Title - 'Live at Montreux - 1973' (Eagle Records)
Artist - Canned Heat
Emerging in 1966, Canned Heat was founded by blues historians - Alan Wilson and Bob Hite, who took the name from Tommy Johnson's 1928 Canned Heat Blues - and at the end of the 1960s had acquired worldwide fame with a line-up consisting of Hite on vocals, "Blind Owl" Wilson on guitar, harmonica and vocals, Henry Vestine (or Harvey Mandel) on lead guitar, Larry Taylor on bass, and Adolfo "Fito" de la Parra on drums.
'On the Road Again,' a song first released as a single back in April 1968, is the way the American blues rock group open this live set, before flowing into the nine minute slow-blues stroll of 'Please Mr. Nixon.' A song, as are some others on here, enhanced by the enormous harmonia playing of Alan "Blind Owl" Wilson, and the sax playing of the late, great Clarence 'Gatemouth' Brown.
This magical set at the 1973 Montreux Jazz Festival continues with a once-original bluebird release circa 1941, Big Maceo's smooth 'Worried Life Blues.' Next up is the eight minute 'About My Ooh Poo Pa Doo,' which features Brown once more. A cover of Jessie Hill's New Orleans Church-like classic, when it eventually moves, it moves at a brisk pace for sure and also features an incredible "palmed guitar solo" that you have to hear to believe!!

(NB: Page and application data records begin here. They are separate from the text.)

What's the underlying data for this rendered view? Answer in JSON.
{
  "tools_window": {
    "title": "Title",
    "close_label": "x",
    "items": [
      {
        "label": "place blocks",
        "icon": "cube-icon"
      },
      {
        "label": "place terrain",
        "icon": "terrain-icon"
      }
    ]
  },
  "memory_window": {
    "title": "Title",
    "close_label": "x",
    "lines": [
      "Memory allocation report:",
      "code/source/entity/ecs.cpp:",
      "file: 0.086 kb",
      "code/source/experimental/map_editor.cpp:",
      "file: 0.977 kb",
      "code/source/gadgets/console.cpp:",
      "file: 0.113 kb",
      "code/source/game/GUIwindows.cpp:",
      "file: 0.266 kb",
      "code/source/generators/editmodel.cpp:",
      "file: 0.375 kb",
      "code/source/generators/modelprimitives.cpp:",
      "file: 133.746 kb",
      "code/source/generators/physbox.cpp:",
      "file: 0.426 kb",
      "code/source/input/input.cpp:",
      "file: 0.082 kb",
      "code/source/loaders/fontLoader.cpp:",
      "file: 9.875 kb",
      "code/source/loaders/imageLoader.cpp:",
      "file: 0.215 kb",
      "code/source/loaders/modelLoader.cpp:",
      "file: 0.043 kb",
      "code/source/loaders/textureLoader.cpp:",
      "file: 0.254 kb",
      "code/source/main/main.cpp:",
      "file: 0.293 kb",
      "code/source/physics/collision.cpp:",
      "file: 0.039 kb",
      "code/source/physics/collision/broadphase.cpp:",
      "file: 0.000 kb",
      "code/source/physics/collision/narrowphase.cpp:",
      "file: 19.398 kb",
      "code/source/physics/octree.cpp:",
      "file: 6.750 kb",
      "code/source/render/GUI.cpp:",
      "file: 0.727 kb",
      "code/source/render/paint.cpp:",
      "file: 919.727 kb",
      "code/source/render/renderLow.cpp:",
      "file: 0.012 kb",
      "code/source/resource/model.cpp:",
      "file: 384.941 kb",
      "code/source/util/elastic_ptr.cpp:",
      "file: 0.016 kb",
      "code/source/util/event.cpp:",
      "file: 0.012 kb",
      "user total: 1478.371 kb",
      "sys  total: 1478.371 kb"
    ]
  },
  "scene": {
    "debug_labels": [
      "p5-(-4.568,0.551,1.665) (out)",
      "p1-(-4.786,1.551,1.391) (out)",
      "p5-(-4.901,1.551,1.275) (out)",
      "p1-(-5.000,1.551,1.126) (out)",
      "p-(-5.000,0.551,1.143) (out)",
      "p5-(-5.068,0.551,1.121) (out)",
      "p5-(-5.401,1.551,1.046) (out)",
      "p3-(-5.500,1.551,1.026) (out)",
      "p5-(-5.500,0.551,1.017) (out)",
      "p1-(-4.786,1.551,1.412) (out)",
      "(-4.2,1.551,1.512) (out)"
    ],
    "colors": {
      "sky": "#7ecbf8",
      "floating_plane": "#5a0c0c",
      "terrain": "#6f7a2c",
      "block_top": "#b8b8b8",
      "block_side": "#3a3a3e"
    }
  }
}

Although entitled 'Funky,' the song is anything but! Creeping out and about for seven minutes, it is followed by a cover of the more upbeat Ray Charles track, 'Night Time Is The Right Time.' The blues/boogie rock continues with 'Let's Work Together,' a song that turned out to be the bands only Top 10 hit to feature the vocals of Bob "The Bear" Hite.
Hearing Bob Hite sing is the epitome of Canned Heat, but I was blown away by the soulfulness of the guitar player's two stints singing lead vocals. The fact that in 1981, having collapsed from a heroin overdose during a show at the Palomino in Los Angeles, Hite was later found dead in Fito de la Parra's Mar Vista home at the age of 38 is one of the biggest heartaches that the music scene has ever paid witness to.
The album is brought to a close with the short (under three minutes!) piano-intro'd 'Rock And Roll Music,' before The Kings Of The Boogie bring us both the paino-fused 'Lookin' For My Rainbow' and a near-fifteen minute version of 'Shake 'N' Boogie'!